List each line of the data in which the string "Playas" appears.

*** Supplied entries ***

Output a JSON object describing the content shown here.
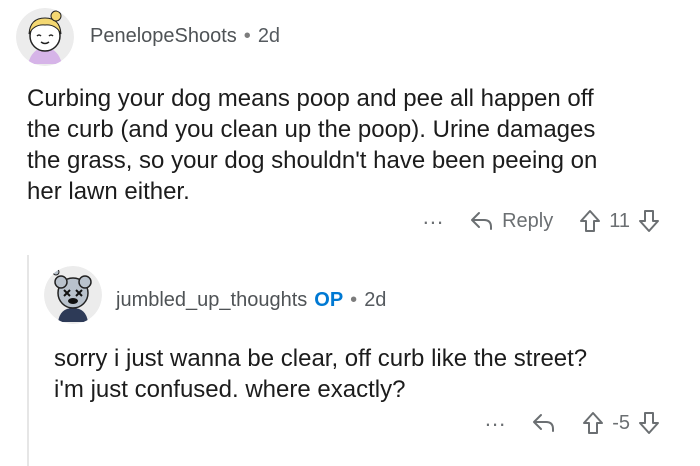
{
  "comments": [
    {
      "author": "PenelopeShoots",
      "age": "2d",
      "lines": [
        "Curbing your dog means poop and pee all happen off",
        "the curb (and you clean up the poop). Urine damages",
        "the grass, so your dog shouldn't have been peeing on",
        "her lawn either."
      ],
      "more": "...",
      "reply_label": "Reply",
      "score": "11"
    },
    {
      "author": "jumbled_up_thoughts",
      "badge": "OP",
      "age": "2d",
      "lines": [
        "sorry i just wanna be clear, off curb like the street?",
        "i'm just confused. where exactly?"
      ],
      "more": "...",
      "score": "-5"
    }
  ],
  "meta_separator": "•",
  "colors": {
    "op_badge": "#0079d3",
    "action_gray": "#6b6f72",
    "thread_line": "#e6e6e6"
  }
}
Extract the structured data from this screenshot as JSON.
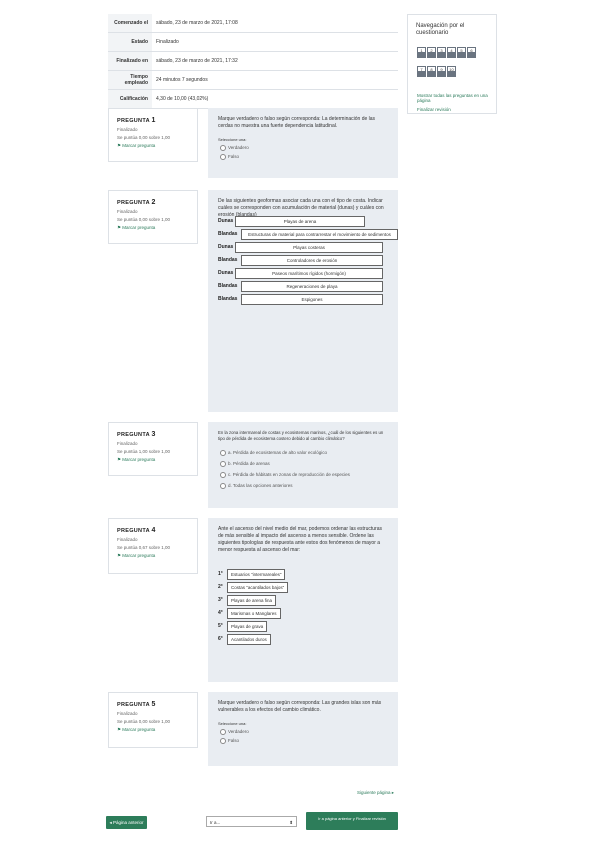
{
  "summary": {
    "rows": [
      {
        "label": "Comenzado el",
        "value": "sábado, 23 de marzo de 2021, 17:08"
      },
      {
        "label": "Estado",
        "value": "Finalizado"
      },
      {
        "label": "Finalizado en",
        "value": "sábado, 23 de marzo de 2021, 17:32"
      },
      {
        "label": "Tiempo empleado",
        "value": "24 minutos 7 segundos"
      },
      {
        "label": "Calificación",
        "value": "4,30 de 10,00 (43,02%)"
      }
    ]
  },
  "nav": {
    "title": "Navegación por el cuestionario",
    "buttons": [
      "1",
      "2",
      "3",
      "4",
      "5",
      "6",
      "7",
      "8",
      "9",
      "10"
    ],
    "show_all": "Mostrar todas las preguntas en una página",
    "finish_review": "Finalizar revisión"
  },
  "questions": [
    {
      "label": "PREGUNTA",
      "num": "1",
      "state": "Finalizado",
      "mark": "Se puntúa 0,00 sobre 1,00",
      "flag": "Marcar pregunta",
      "text": "Marque verdadero o falso según corresponda: La determinación de las cerdas no muestra una fuerte dependencia latitudinal.",
      "select_label": "Seleccione una:",
      "options": [
        "Verdadero",
        "Falso"
      ]
    },
    {
      "label": "PREGUNTA",
      "num": "2",
      "state": "Finalizado",
      "mark": "Se puntúa 0,00 sobre 1,00",
      "flag": "Marcar pregunta",
      "text": "De las siguientes geoformas asociar cada una con el tipo de costa. Indicar cuáles se corresponden con acumulación de material (dunas) y cuáles con erosión (blandas)",
      "pairs": [
        {
          "left": "Dunas",
          "right": "Playas de arena"
        },
        {
          "left": "Blandas",
          "right": "Estructuras de material para contrarrestar el movimiento de sedimentos"
        },
        {
          "left": "Dunas",
          "right": "Playas costeras"
        },
        {
          "left": "Blandas",
          "right": "Controladores de erosión"
        },
        {
          "left": "Dunas",
          "right": "Paseos marítimos rígidos (hormigón)"
        },
        {
          "left": "Blandas",
          "right": "Regeneraciones de playa"
        },
        {
          "left": "Blandas",
          "right": "Espigones"
        }
      ]
    },
    {
      "label": "PREGUNTA",
      "num": "3",
      "state": "Finalizado",
      "mark": "Se puntúa 1,00 sobre 1,00",
      "flag": "Marcar pregunta",
      "text": "En la zona intermareal de costas y ecosistemas marinos, ¿cuál de los siguientes es un tipo de pérdida de ecosistema costero debido al cambio climático?",
      "options": [
        "a. Pérdida de ecosistemas de alto valor ecológico",
        "b. Pérdida de arenas",
        "c. Pérdida de hábitats en zonas de reproducción de especies",
        "d. Todas las opciones anteriores"
      ]
    },
    {
      "label": "PREGUNTA",
      "num": "4",
      "state": "Finalizado",
      "mark": "Se puntúa 0,67 sobre 1,00",
      "flag": "Marcar pregunta",
      "text": "Ante el ascenso del nivel medio del mar, podemos ordenar las estructuras de más sensible al impacto del ascenso a menos sensible. Ordene las siguientes tipologías de respuesta ante estos dos fenómenos de mayor a menor respuesta al ascenso del mar:",
      "order": [
        {
          "n": "1°",
          "v": "Estuarios \"intermareales\""
        },
        {
          "n": "2°",
          "v": "Costas \"acantilados bajos\""
        },
        {
          "n": "3°",
          "v": "Playas de arena fina"
        },
        {
          "n": "4°",
          "v": "Marismas o Manglares"
        },
        {
          "n": "5°",
          "v": "Playas de grava"
        },
        {
          "n": "6°",
          "v": "Acantilados duros"
        }
      ]
    },
    {
      "label": "PREGUNTA",
      "num": "5",
      "state": "Finalizado",
      "mark": "Se puntúa 0,00 sobre 1,00",
      "flag": "Marcar pregunta",
      "text": "Marque verdadero o falso según corresponda: Las grandes islas son más vulnerables a los efectos del cambio climático.",
      "select_label": "Seleccione una:",
      "options": [
        "Verdadero",
        "Falso"
      ]
    }
  ],
  "footer": {
    "next_page": "Siguiente página",
    "prev": "Página anterior",
    "jump": "Ir a...",
    "next_button": "Ir a página anterior y Finalizar revisión"
  }
}
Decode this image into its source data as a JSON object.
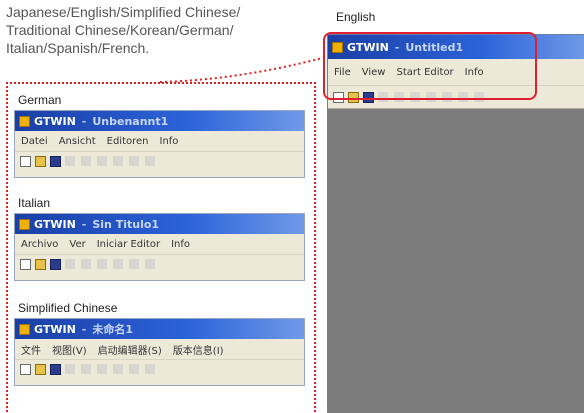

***

## Problem solution
          "right": "Playas de arena"
          "right": "Playas costeras"
          "v": "Playas de arena fina"
          "v": "Playas de grava"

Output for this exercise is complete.